A former student, one who was in my Anime Club, but in a colleague’s ELA class, posted this on Facebook yesterday. It made my heart soar. He’s a PhD in Chemistry candidate at CalTech. Smart kid. He was going through his middle school assignments, and took the time to give a kind shout-out to his former teachers. My friend was the one who took this idea of mine and adapted it for her own class. She’s shared many great ideas with me, too, and is my guide for starting a Genius Hour. She no longer works for the district, but those relationships remain. I can think of another amazing young teacher I worked with, who would graciously use structures of lessons, (Power Points, Smartnotebooks, etc.) and ask if she could adapt and change to suit her teaching style. Man oh man that is when it WORKS, people! I follow her on Goodreads and look up the teaching books she posts, because she always finds the best. (Links below if you’re interested.)

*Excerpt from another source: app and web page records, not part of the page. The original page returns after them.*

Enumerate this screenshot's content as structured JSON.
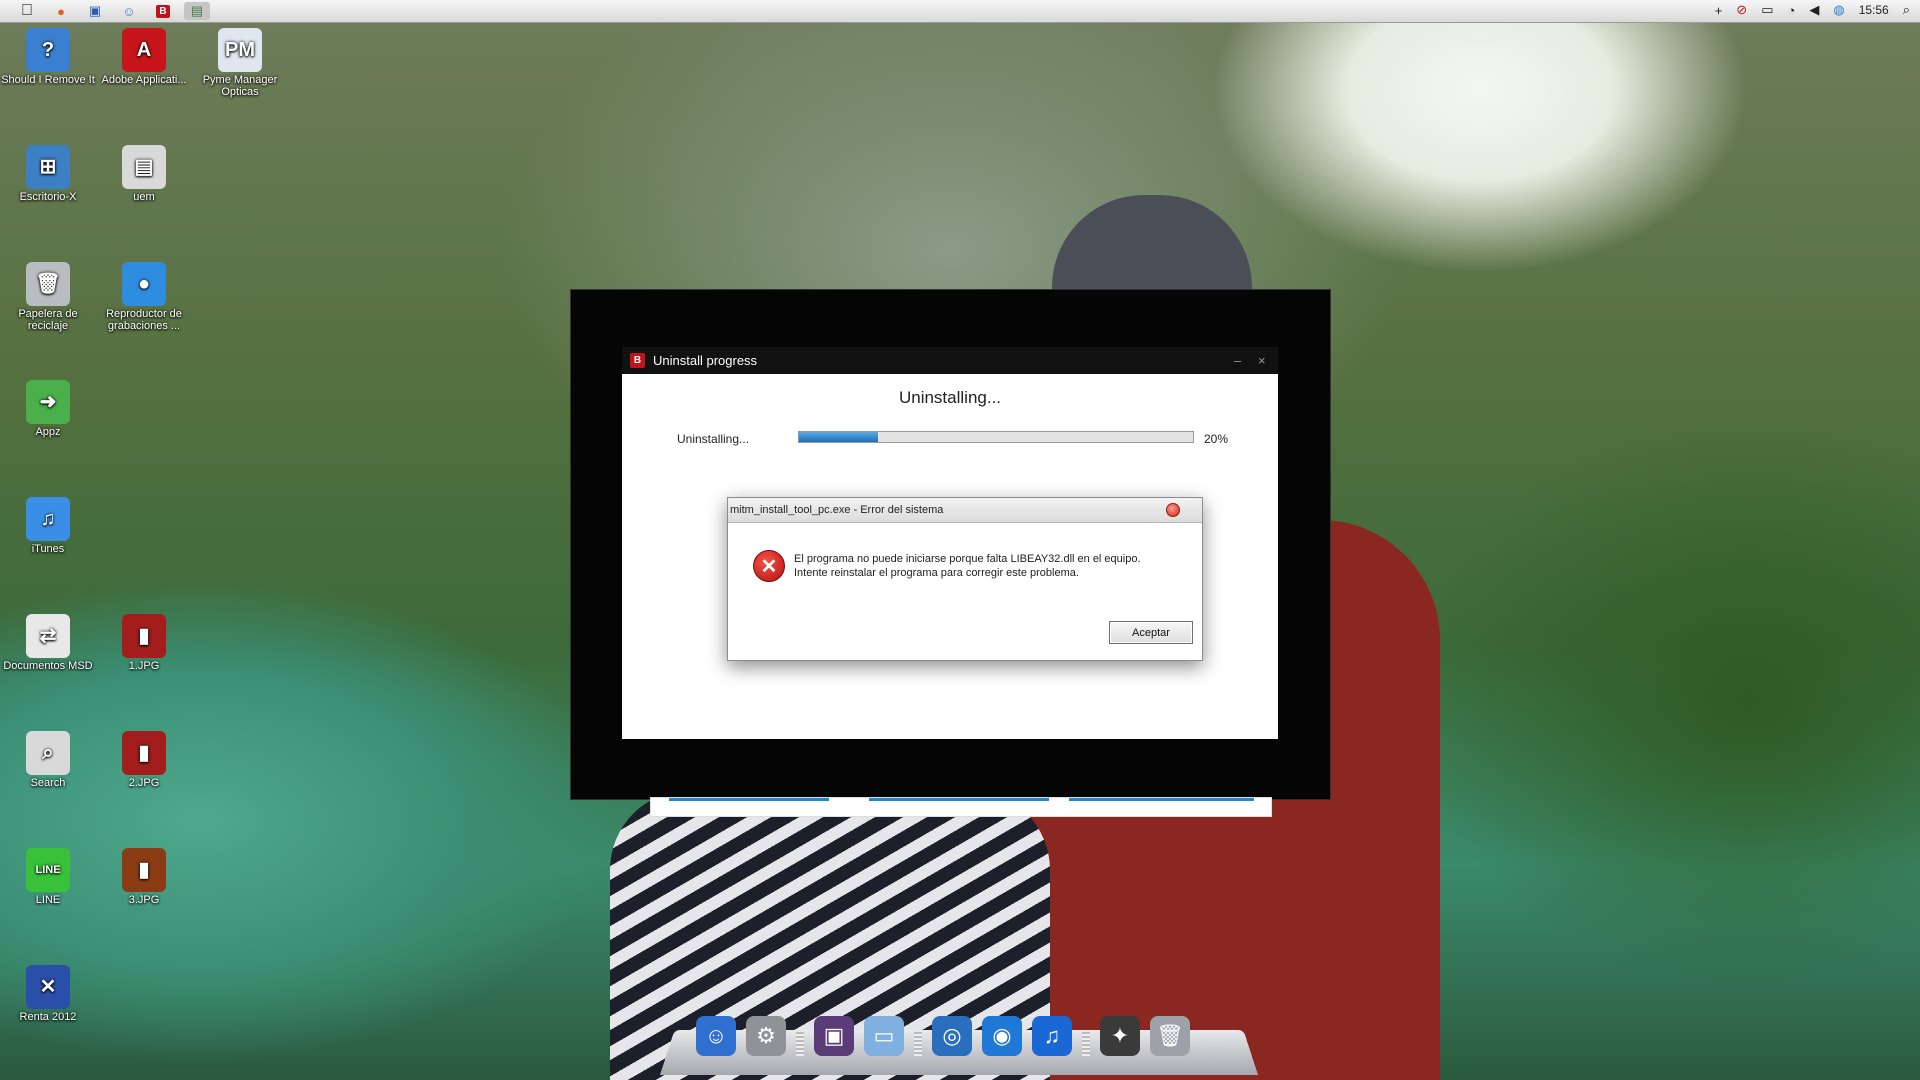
{
  "menubar": {
    "apple": "",
    "running_apps": [
      "firefox-icon",
      "outlook-icon",
      "finder-face-icon",
      "bitdefender-icon",
      "window-icon"
    ],
    "status_icons": [
      "plus-icon",
      "no-network-icon",
      "battery-icon",
      "wifi-icon",
      "volume-icon",
      "globe-icon"
    ],
    "clock": "15:56"
  },
  "desktop": {
    "icons": [
      {
        "label": "Should I Remove It",
        "glyph": "?",
        "color": "#3a7fd0"
      },
      {
        "label": "Adobe Applicati...",
        "glyph": "A",
        "color": "#c8151b"
      },
      {
        "label": "Pyme Manager Opticas",
        "glyph": "PM",
        "color": "#dfe6ef"
      },
      {
        "label": "Escritorio-X",
        "glyph": "⊞",
        "color": "#3d7fc4"
      },
      {
        "label": "uem",
        "glyph": "▤",
        "color": "#d9d9d9"
      },
      {
        "label": "Papelera de reciclaje",
        "glyph": "🗑",
        "color": "#b9bcc0"
      },
      {
        "label": "Reproductor de grabaciones ...",
        "glyph": "●",
        "color": "#2f8de0"
      },
      {
        "label": "Appz",
        "glyph": "➜",
        "color": "#4bb04b"
      },
      {
        "label": "iTunes",
        "glyph": "♫",
        "color": "#3a8ee6"
      },
      {
        "label": "Documentos MSD",
        "glyph": "⇄",
        "color": "#e8e8e8"
      },
      {
        "label": "1.JPG",
        "glyph": "▮",
        "color": "#a31d1d"
      },
      {
        "label": "Search",
        "glyph": "⌕",
        "color": "#d9d9d9"
      },
      {
        "label": "2.JPG",
        "glyph": "▮",
        "color": "#a31d1d"
      },
      {
        "label": "LINE",
        "glyph": "LINE",
        "color": "#39c239"
      },
      {
        "label": "3.JPG",
        "glyph": "▮",
        "color": "#8a3b14"
      },
      {
        "label": "Renta 2012",
        "glyph": "✕",
        "color": "#2a4fa8"
      }
    ]
  },
  "uninstall_dialog": {
    "logo": "B",
    "title": "Uninstall progress",
    "minimize": "–",
    "close": "×",
    "heading": "Uninstalling...",
    "progress_label": "Uninstalling...",
    "progress_fraction": 0.2,
    "progress_text": "20%"
  },
  "error_dialog": {
    "title": "mitm_install_tool_pc.exe - Error del sistema",
    "icon": "✕",
    "message_line1": "El programa no puede iniciarse porque falta LIBEAY32.dll en el equipo.",
    "message_line2": "Intente reinstalar el programa para corregir este problema.",
    "button": "Aceptar"
  },
  "dock": {
    "items": [
      {
        "name": "finder",
        "glyph": "☺",
        "color": "#2f6fd0"
      },
      {
        "name": "system-preferences",
        "glyph": "⚙",
        "color": "#8f9297"
      },
      {
        "name": "sep"
      },
      {
        "name": "desktop-screen",
        "glyph": "▣",
        "color": "#5a3c78"
      },
      {
        "name": "folder",
        "glyph": "▭",
        "color": "#7fb0e0"
      },
      {
        "name": "sep"
      },
      {
        "name": "network-globe",
        "glyph": "◎",
        "color": "#2a6fbe"
      },
      {
        "name": "browser-globe",
        "glyph": "◉",
        "color": "#1f78d6"
      },
      {
        "name": "itunes",
        "glyph": "♫",
        "color": "#1a67d6"
      },
      {
        "name": "sep"
      },
      {
        "name": "dashboard",
        "glyph": "✦",
        "color": "#3a3a3a"
      },
      {
        "name": "trash",
        "glyph": "🗑",
        "color": "#9ea2a8"
      }
    ]
  }
}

The reason for its creation is reading logs aren’t effective, so I developed multiple ways to get kids to read; this was one. Personally I haven’t used it in years, because every year is different, and has a new set of opportunities for growth. I am not claiming that my one little reading unit paved the way to CalTech. No–the community and collaboration of teachers, and his parents, and his own volition did. And this we cannot lose sight of, ever. Choose your metaphor: ship, team, village: we do this together as a team. How that team functions, and its dynamics, are worth reflection.
Elena Aquilar published a piece about teams in Edutopia recently. I have never believed, for myself, in the writer’s initial sentiment, that she could do everything alone. Sharing and collaboration come naturally for me. Hers is a refreshing admission that many folks bristle when it comes to teams, like group work:
“I’m going to admit that it’s taken me a while to feel convinced by the power of teams. Until recently, I didn’t have great experiences in teams. I felt that alone I could produce whatever needed to be created better, and quicker, than working with others. I often felt frustrated working in teams — the process felt so slow and cumbersome. I felt like I was usually given (or took) the bulk of the work. I didn’t really know what an effective team looked like, how one worked together, or what the benefits could be.”
Our middle school has gone through varying waves of having cross-content teams and not having cross-content teams. This next year I think we’re heading into a season of not having, but I could be mistaken. We will definitely continue the work of PLCs, which are crucial and empowering, and that may be enough. However, through the work of having a cohort of students, as my sons’ district does, it is much easier to facilitate interventions for children. Without that team of shared students, we will face some challenges, but ones I know we can handle. I have a plan in place for making sure none of my ELA students, no matter what Social Studies, Math, Science, PE, or Elective teacher they have, get my full focus, and create a mini-team individually for them. In each of their composition books, I’ll have them write their parents’ contact information, full schedule, and other notes, and check in with them periodically to see how all their classes are going, emotionally and academically. This will be an integral part of my conferencing with them. The grading system has a great “all teachers” function in emails, but this way it puts the focus on the conversation with the student first, and then bring in the support team. My e-mail output to colleagues may increase this next year, as those informal “Do you have a chance to give me your insight…” talks.
This article on the Emotional Intelligence (EI) of a team is invaluable:
A good team knows why it exists. It’s not enough to say, “We’re the sixth grade team of teachers,” that’s simply what defines you (you teach the same grade) but not why you exist. A purpose for being is a team might be: “We come together as a team to support each other, learn from each other, and identify ways we can better meet the needs of our sixth grade students.” Call it a purpose or a mission — doesn’t really matter. What matters is that those who attend never feel like they’re just obligated to attend “another meeting.” The purpose is relevant, meaningful, and clear.
So here are my vows to any team(s) that find me as a player, PLCs, Departments, no matter:
1. I will complete and share my portion of any given task or directive freely.
2. I will adhere and comply to directives.
3. I will honor your time.
Teams come in all shapes and sizes, purposes and collaboration: it can be the formal PLC, or the continued friendship and collegial collaboration that work over time and space. Just takes a different way of defining ‘team,’ and opening up to ideas.